Since Khaled Badawy took office as minister of public sector affairs in January, he focused on debt settlement and exploitation of unutilised assets.
Badawy worked on tackling four main portfolios in parallel. First, settling the debts of the sector’s companies, and second, restructuring financial and administrative subsidiaries. In addition, he worked on floating the ministry’s companies on the Egyptian Exchange, as well as solving the disputes of state companies.
The minister, who was the chief executive of Al Ahly Capital, started his ministerial duties by holding several meetings with the National Investment Bank to settle debts owed by the holding companies amounting to EGP 21bn. He also instructed the boards of directors of the holding companies to settle their indebtedness to electricity and gas companies, which reached EGP 15bn.
Badawy said that these debts negatively affected the financial positions of 123 companies belonging to eight holding companies, regulated by Law 203 on public sector companies.

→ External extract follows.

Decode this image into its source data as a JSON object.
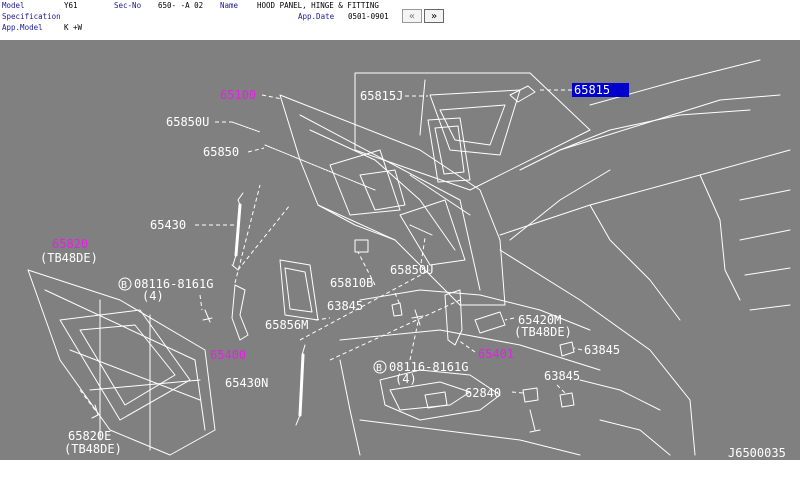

The settlement will include the assignment of unused land to the National Investment Bank, while the debts of the electricity and gas companies will be scheduled.
During the five months he spent in the ministry, Badawy prepared a scenario for the restructuring of the companies through the exploitation of unutilised assets, especially land. He instructed the subsidiaries to list the total untapped assets to be used to settle debts and finance new projects.
The scenario identified three paths for the exploitation of assets, the first being direct selling, the second involved the private sector or a government agency, and the third developed by the company or sister companies.
Among the plans for the financial restructuring of the business sector, Badawy announced the agreement with the Ministry of Finance to float 10 of the ministry’s companies through a government IPO programme.
The ministry intends to partially float Misr Insurance and Misr Life Insurance on the EGX to start, followed by container handling companies, then other companies.
Among the reform plans for Badawy is to assign subsidiaries to use investment banks in restructuring plans and to contract with a number of international offices to prepare development studies.
Despite the reform decisions initiated by Badawy over the past months, the Ministry of Public Sector Affairs’ role remains unclear, especially as the government announced last March its plan to establish a sovereign fund to manage public sector companies in the near future.